, Volume 49, Issue 11, pp 729-740
Date: 30 Sep 2012

Pharmacokinetic and Pharmacodynamic Perspectives on the Clinical Drug Development of Panitumumab

Rent the article at a discount

Rent now

* Final gross prices may vary according to local VAT.

Get Access

Abstract

Panitumumab is a recombinant, fully human IgG2 monoclonal antibody directed against the epidermal growth factor receptor (EGFR). It is indicated for use as monotherapy in the treatment of patients with EGFR-expressing metastatic colorectal cancer after disease progression with standard chemotherapy.

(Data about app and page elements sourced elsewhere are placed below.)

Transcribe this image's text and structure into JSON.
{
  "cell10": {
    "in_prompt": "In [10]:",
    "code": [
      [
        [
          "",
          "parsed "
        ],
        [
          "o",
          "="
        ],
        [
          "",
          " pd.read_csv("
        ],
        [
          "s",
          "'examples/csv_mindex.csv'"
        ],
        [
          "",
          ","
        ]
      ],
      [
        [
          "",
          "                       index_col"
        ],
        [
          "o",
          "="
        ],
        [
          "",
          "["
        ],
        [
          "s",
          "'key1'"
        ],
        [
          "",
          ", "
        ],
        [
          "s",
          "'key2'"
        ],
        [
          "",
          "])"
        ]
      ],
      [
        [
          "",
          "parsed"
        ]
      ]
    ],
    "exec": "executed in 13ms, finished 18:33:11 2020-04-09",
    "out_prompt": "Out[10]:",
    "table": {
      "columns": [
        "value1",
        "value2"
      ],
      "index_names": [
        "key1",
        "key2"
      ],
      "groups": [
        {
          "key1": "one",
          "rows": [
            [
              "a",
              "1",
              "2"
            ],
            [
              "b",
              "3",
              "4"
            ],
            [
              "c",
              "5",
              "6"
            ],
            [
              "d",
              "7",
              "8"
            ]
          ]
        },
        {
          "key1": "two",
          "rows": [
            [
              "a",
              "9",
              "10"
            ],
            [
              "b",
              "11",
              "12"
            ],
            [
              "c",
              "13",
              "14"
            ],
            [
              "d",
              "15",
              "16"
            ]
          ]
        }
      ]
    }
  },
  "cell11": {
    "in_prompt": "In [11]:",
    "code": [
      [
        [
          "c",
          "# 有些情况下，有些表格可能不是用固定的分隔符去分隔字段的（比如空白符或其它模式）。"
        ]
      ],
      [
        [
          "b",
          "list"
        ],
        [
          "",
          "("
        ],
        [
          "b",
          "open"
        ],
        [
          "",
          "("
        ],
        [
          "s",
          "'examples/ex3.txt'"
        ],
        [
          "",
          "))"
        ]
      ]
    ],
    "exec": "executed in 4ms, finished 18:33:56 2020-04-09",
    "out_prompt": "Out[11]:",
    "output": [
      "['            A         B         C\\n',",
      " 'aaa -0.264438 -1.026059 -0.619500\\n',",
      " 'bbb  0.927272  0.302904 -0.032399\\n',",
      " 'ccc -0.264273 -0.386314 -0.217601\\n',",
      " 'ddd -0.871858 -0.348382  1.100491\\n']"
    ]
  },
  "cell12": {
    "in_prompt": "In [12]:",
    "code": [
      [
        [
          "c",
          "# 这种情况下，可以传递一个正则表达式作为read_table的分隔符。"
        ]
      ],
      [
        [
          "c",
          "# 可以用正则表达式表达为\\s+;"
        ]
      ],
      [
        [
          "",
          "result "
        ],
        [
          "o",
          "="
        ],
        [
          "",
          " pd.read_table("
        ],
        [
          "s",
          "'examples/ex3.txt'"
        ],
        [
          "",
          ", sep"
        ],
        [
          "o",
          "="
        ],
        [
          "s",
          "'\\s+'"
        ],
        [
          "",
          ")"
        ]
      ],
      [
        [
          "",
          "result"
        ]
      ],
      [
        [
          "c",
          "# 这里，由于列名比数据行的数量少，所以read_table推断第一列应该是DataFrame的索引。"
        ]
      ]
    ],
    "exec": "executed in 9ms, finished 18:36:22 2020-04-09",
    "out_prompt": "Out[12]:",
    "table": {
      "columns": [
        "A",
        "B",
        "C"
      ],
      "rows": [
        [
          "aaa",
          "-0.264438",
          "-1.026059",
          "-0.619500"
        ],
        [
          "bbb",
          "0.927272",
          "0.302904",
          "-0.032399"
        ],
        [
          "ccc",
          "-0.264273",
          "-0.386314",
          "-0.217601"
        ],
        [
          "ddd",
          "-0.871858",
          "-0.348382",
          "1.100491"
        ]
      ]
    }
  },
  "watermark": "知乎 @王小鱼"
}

The currently indicated dose is 6mg/kg given every 2 weeks.

Panitumumab is mainly distributed into the vascular space and exhibits nonlinear pharmacokinetics that are consistent with target-mediated drug disposition, involving saturable binding to EGFR and subsequent internalization and degradation inside the cells. Panitumumab is also cleared in a linear fashion by the reticuloendothelial system, similarly to other endogenous immunoglobulins. After single-dose administration of panitumumab as a 1-hour intravenous infusion, the area under the serum concentration-time curve increases in a greater-than-dose-proportional manner asthe dose increases from 0.75 to 5mg/kg; however, at doses above 2mg/kg, the exposure to panitumumab increases in a dose-proportional manner. Panitumumab pharmacokinetics are not meaningfully affected by the tumour type, EGFR membrane expression, tumour KRAS mutation, sex, age, race or renal or hepatic dysfunction. In addition, irinotecan-containing and paclitaxel/carboplatin-containing chemotherapeutic regimens do not appear to affect panitumumab pharmacokinetics. The results of population pharmacokinetic analyses have shown that bodyweight is the most influential covariate on panitumumab exposure, supporting the current use of bodyweight-adjusted doses (mg/kg). The relationship between the weekly dose of panitumumab and skin rash, an on-target pharmacodynamic effect of EGFR inhibition, reaches a plateau at 2.5 mg/kg, indicating that this is the optimal weekly dose. Two less-frequent dosing regimens (6 mg/kg given every 2 weeks and 9mg/kg given every 3 weeks) achieve steady-state serum trough concentrations similar to those achievedby 2.5mg/kg given every week, ensuring maximal EGFR coverage. Anti-panitumumab antibody production is uncommon and does not appear to have an impact on the pharmacokinetics of panitumumab.